Scottish Parliament election: 2021 may prove to be a momentous year for Scotland after the misery of Covid – Ian Swanson
As we bid an unfond farewell to 2020 and prepare to cross the threshold of a new year, everyone is hoping 2021 will see an end to the terrors and tragedies of Covid-19 and, thanks to the roll-out of vaccines, our lives will soon no longer be dominated by the virus and its ramifications.
Politicians will also be wanting to put the coronavirus crisis behind them and focus on other issues. And right from the start of the new year, they will have the Holyrood election very much in mind.
But if Covid does begin to recede and the election on May 6 produces, as forecast, a majority of pro-independence MSPs, that may turn out to be just Scotland’s first vote of 2021. Nicola Sturgeon has talked of holding an independence referendum in the “early part of the parliament” and has not ruled out next year.
Legislation has been put in place to allow the election to be delayed if necessary due to Covid and for voting to be spread over two days to allow for physical distancing. It is hoped neither of these moves will be needed, but there may still be an increase in people opting to vote by post.
Opinion polls suggest a comfortable SNP win. The less certain element is how all the other parties will fare. Can the Tories hang on to most of their 31 seats despite the departure of Ruth Davidson and the unpopularity in Scotland of Boris Johnson?
Is there a chance that Labour could overtake the Tories to regain its previous place as the main opposition party at Holyrood? A couple of recent polls showed them edging into second place, but the picture is not consistent.
And could the Greens and/or the Lib Dems win extra seats which could affect the balance?
A Scotsman/Savanta ComRes poll earlier this month showed the SNP way ahead with leads of 35 per cent in the constituency vote and 22 per cent in the regional vote. Projections suggest that would give the SNP 71 MSPs, with the Conservatives down eight to 23, Labour down five to 19, the Greens up from six to 11 and the Lib Dems unchanged with five.
The Greens, as a pro-independence party, might expect to do well in the current climate. But in Lothian, the party may well take a hit following the decision of the highly respected Andy Wightman to resign as a Green MSP.
Mr Johnson has insisted so far he will veto any move to hold a second independence referendum, but Ms Sturgeon believes a decisive election victory will force him to change his mind.

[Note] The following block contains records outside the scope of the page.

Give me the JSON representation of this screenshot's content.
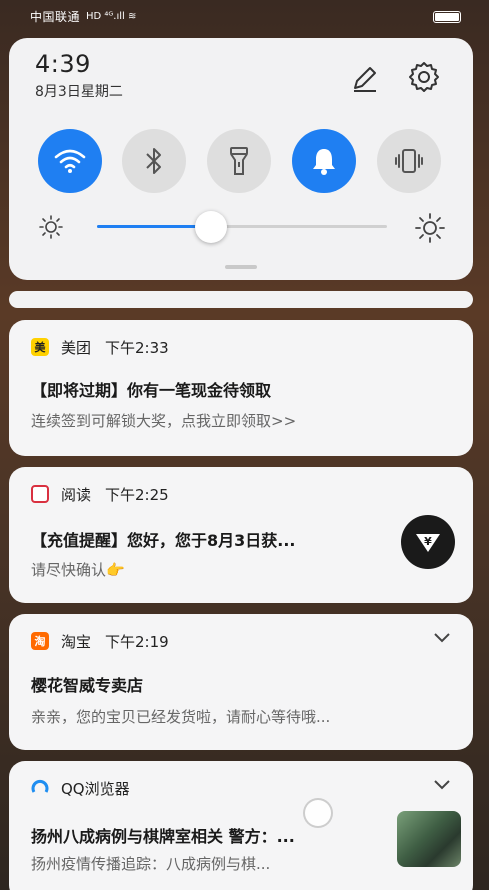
{
  "status_bar": {
    "carrier": "中国联通",
    "network": "HD ⁴ᴳ.ıll ≋"
  },
  "quick_settings": {
    "time": "4:39",
    "date": "8月3日星期二",
    "toggles": [
      {
        "name": "wifi-icon",
        "state": "on"
      },
      {
        "name": "bluetooth-icon",
        "state": "off"
      },
      {
        "name": "flashlight-icon",
        "state": "off"
      },
      {
        "name": "bell-icon",
        "state": "on"
      },
      {
        "name": "vibrate-icon",
        "state": "off"
      }
    ],
    "brightness_level": 0.37,
    "accent_color": "#1f7ff2"
  },
  "notifications": [
    {
      "app": "美团",
      "app_icon_char": "美",
      "time": "下午2:33",
      "title": "【即将过期】你有一笔现金待领取",
      "body": "连续签到可解锁大奖，点我立即领取>>"
    },
    {
      "app": "阅读",
      "time": "下午2:25",
      "title": "【充值提醒】您好，您于8月3日获...",
      "body": "请尽快确认👉",
      "badge_char": "¥"
    },
    {
      "app": "淘宝",
      "app_icon_char": "淘",
      "time": "下午2:19",
      "title": "樱花智威专卖店",
      "body": "亲亲，您的宝贝已经发货啦，请耐心等待哦..."
    },
    {
      "app": "QQ浏览器",
      "time": "",
      "title": "扬州八成病例与棋牌室相关 警方：...",
      "body": "扬州疫情传播追踪：八成病例与棋..."
    }
  ]
}
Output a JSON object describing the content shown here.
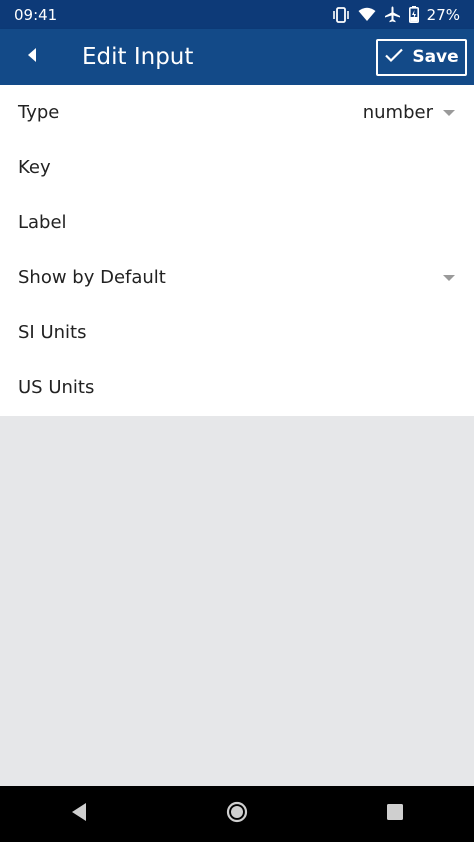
{
  "status_bar": {
    "time": "09:41",
    "battery": "27%",
    "icons": [
      "vibrate-icon",
      "wifi-icon",
      "airplane-icon",
      "battery-charging-icon"
    ]
  },
  "app_bar": {
    "title": "Edit Input",
    "save_label": "Save",
    "color": "#134a88"
  },
  "form": {
    "rows": [
      {
        "label": "Type",
        "value": "number",
        "has_dropdown": true
      },
      {
        "label": "Key",
        "value": "",
        "has_dropdown": false
      },
      {
        "label": "Label",
        "value": "",
        "has_dropdown": false
      },
      {
        "label": "Show by Default",
        "value": "",
        "has_dropdown": true
      },
      {
        "label": "SI Units",
        "value": "",
        "has_dropdown": false
      },
      {
        "label": "US Units",
        "value": "",
        "has_dropdown": false
      }
    ]
  }
}
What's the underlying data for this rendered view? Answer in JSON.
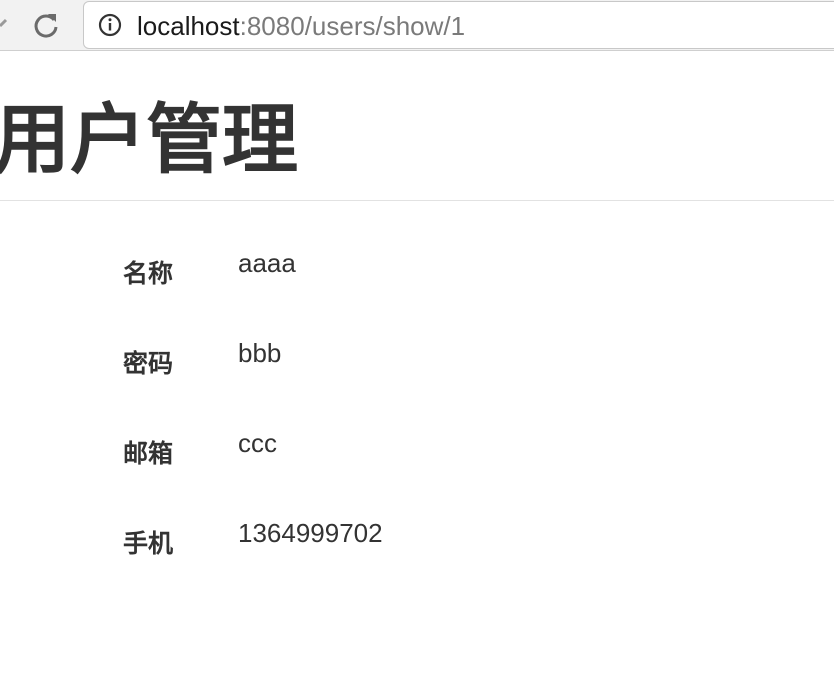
{
  "browser": {
    "url_host": "localhost",
    "url_rest": ":8080/users/show/1"
  },
  "page": {
    "title": "用户管理",
    "fields": [
      {
        "label": "名称",
        "value": "aaaa"
      },
      {
        "label": "密码",
        "value": "bbb"
      },
      {
        "label": "邮箱",
        "value": "ccc"
      },
      {
        "label": "手机",
        "value": "1364999702"
      }
    ]
  }
}
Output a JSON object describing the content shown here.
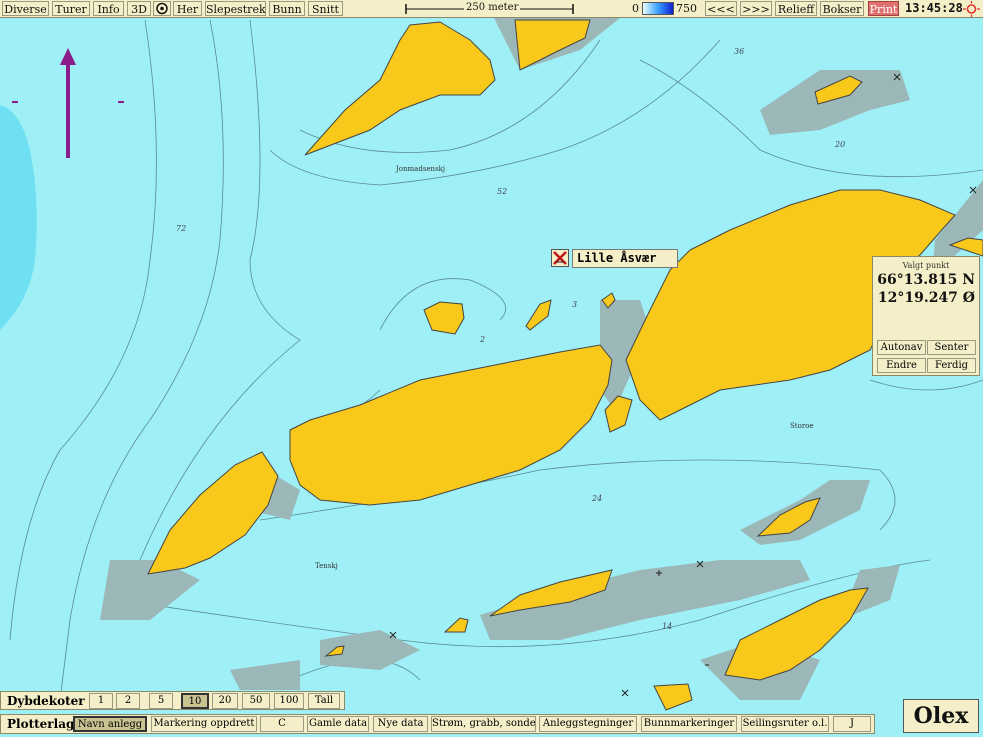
{
  "toolbar": {
    "diverse": "Diverse",
    "turer": "Turer",
    "info": "Info",
    "threed": "3D",
    "her": "Her",
    "slepestrek": "Slepestrek",
    "bunn": "Bunn",
    "snitt": "Snitt",
    "scale_label": "250 meter",
    "depth_min": "0",
    "depth_max": "750",
    "prev": "<<<",
    "next": ">>>",
    "relieff": "Relieff",
    "bokser": "Bokser",
    "print": "Print",
    "clock": "13:45:28"
  },
  "map": {
    "place_names": [
      "Jonmadsenskj",
      "Storoe",
      "Tenskj"
    ],
    "depth_labels": [
      "36",
      "20",
      "52",
      "72",
      "3",
      "2",
      "24",
      "14"
    ],
    "marker_name": "Lille Åsvær",
    "colors": {
      "sea": "#9ef0f6",
      "land": "#f8c81a",
      "shallow": "#9bb7b7",
      "deep": "#6ee0f2"
    }
  },
  "point_panel": {
    "title": "Valgt punkt",
    "lat": "66°13.815 N",
    "lon": "12°19.247 Ø",
    "autonav": "Autonav",
    "senter": "Senter",
    "endre": "Endre",
    "ferdig": "Ferdig"
  },
  "depth_bar": {
    "label": "Dybdekoter",
    "options": [
      "1",
      "2",
      "5",
      "10",
      "20",
      "50",
      "100",
      "Tall"
    ],
    "selected": "10"
  },
  "plot_bar": {
    "label": "Plotterlag",
    "layers": [
      "Navn anlegg",
      "Markering oppdrett",
      "C",
      "Gamle data",
      "Nye data",
      "Strøm, grabb, sonde",
      "Anleggstegninger",
      "Bunnmarkeringer",
      "Seilingsruter o.l.",
      "J"
    ],
    "selected": "Navn anlegg"
  },
  "brand": "Olex"
}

The Scotsman/Savanta ComRes poll found opinion on independence split 58 per cent Yes to 42 per cent No (once don’t knows are excluded) – but of course that’s before the rival campaigns start putting their case to the voters and before the politicians are put on the spot over just what independence or remaining in the UK will mean.
The reality of Brexit may increase support for independence even further, but uncertainties over issues like the currency may also influence people’s decisions.
The future is never certain, and right now it looks particularly unpredictable, but 2021 has at least the potential to turn out to be a momentous year.